Ingo Maurer: Artecnica is in talks with more designers Javanbahkt can’t yet name, but if she had to pick one dream designer who hasn’t yet worked with the company, it would be Ingo Maurer, the German-born, New York–based lighting designer whose whimsical One From the Heart table lamp sits next to her bedside. “I’m forever amazed by his creativity,” she says.


Isfahan: Perhaps the biggest influence on Javanbahkt’s sensibility has been Isfahan, the Iranian town she was born and grew up in. “It’s shaped so many things about me, especially my appreciation of color," she says. "The mosques are full of reds and pinks and mustards; they used to call it the Florence of the Middle East because of the domes and the craftsmanship and complexity. This is Si-o-se Pol, the 33-column bridge I used to walk over every day going to school. As a child I didn’t appreciate it because every bridge looked like that, and even when I came here, I was so amazed by the modernity and simplicity that for a while I rebelled against the kind of ornament I was brought up around.”

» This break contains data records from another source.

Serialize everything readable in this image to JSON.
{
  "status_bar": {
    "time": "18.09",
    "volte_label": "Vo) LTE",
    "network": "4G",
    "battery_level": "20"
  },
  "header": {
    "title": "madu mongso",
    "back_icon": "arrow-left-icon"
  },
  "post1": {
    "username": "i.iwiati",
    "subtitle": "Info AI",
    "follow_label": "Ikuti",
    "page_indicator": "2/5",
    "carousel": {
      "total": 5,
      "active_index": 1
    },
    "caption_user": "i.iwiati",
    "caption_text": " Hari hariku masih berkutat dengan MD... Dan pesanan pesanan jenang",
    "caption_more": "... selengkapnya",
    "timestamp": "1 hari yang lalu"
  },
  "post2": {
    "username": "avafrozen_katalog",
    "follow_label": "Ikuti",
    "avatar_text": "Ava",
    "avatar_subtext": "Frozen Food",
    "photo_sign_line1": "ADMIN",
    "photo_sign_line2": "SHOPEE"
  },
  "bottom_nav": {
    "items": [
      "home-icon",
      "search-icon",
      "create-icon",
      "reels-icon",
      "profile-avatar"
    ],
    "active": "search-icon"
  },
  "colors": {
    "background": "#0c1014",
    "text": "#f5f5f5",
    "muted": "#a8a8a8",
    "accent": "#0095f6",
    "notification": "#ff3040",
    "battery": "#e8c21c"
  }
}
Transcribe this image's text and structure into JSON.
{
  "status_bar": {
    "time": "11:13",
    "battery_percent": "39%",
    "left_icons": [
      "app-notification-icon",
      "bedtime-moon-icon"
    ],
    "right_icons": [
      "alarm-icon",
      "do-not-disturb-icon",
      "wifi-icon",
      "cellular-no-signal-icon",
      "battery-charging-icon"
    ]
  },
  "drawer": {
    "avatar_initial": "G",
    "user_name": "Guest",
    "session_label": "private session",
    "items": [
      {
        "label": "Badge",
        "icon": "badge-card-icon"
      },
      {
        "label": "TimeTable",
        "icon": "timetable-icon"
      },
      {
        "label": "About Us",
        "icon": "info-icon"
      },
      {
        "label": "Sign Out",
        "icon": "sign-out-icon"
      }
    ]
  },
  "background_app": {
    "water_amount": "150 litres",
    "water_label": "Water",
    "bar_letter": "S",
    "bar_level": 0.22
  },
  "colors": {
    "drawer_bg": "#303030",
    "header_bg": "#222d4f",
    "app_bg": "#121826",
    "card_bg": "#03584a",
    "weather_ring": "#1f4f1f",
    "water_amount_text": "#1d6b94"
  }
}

Isfahan: “This is Naghseh-Jahan, the area behind my high school. After years, I'm finally appreciating the beauty I had as a child. It had a great impact on me without my realizing it, although as a young girl I always wanted to be a designer or a painter — or a stewardess,” Javanbahkt laughs.


Wirework charms: “I bought these gold pieces at a craft fair in Italy in some really tiny town because I liked their craftsmanship. It was around the time that we launched Garland in the States, and I couldn’t resist buying some for Tord and myself. I plan to do something with them one day, I just have no idea what!”


Saints: When she travels, Javanbahkt tends to collect things like colorful quilts and crafts, but over the years, she’s also amassed a sizable collection of these wooden saint sculptures. “They’re each carved from a single piece of wood and they have glass eyes, but the glass eyes often fall off when they’re very old. I had a friend from the Philippines who had an incredible one in her home. She said, ‘If you paint a portrait of me, I’ll trade you a saint.’ This was about 20 years ago, and after I brought that one home, I bought another in a little market in Guatemala, and I just kept going.”


“That’s why projects like Design With Conscience are so important,” Javanbahkt continues. “In the market where I bought the saint they had maybe 30 little stands, and everything was handmade by Guatemalans. Now you go and there are 500 stands, and 490 of them have things made in China. The craftsmanship is dying little by little.” Above, the most recent Design With Conscience project, a series of totes silkscreened by the rehabilitated gang members of Homeboy Industries. “One of them was 18 when he went to jail, and he’s 34 now,” Javanbahkt says. “In jail, he taught himself how to draw, and his drawings are better than most of my classmates from when I graduated Art Center!”


FRIDAY GIVEAWAY: From now until 5PM EST on March 18, you can enter to win Artecnica's Tord Boontje–designed, organic, soy-wax Transglass candle in Fresh Cut Grass, a $36 value! Simply "Like" Sight Unseen on Facebook to be entered to win. One winner will be drawn at random from among all our fans on March 21, and notified via Facebook.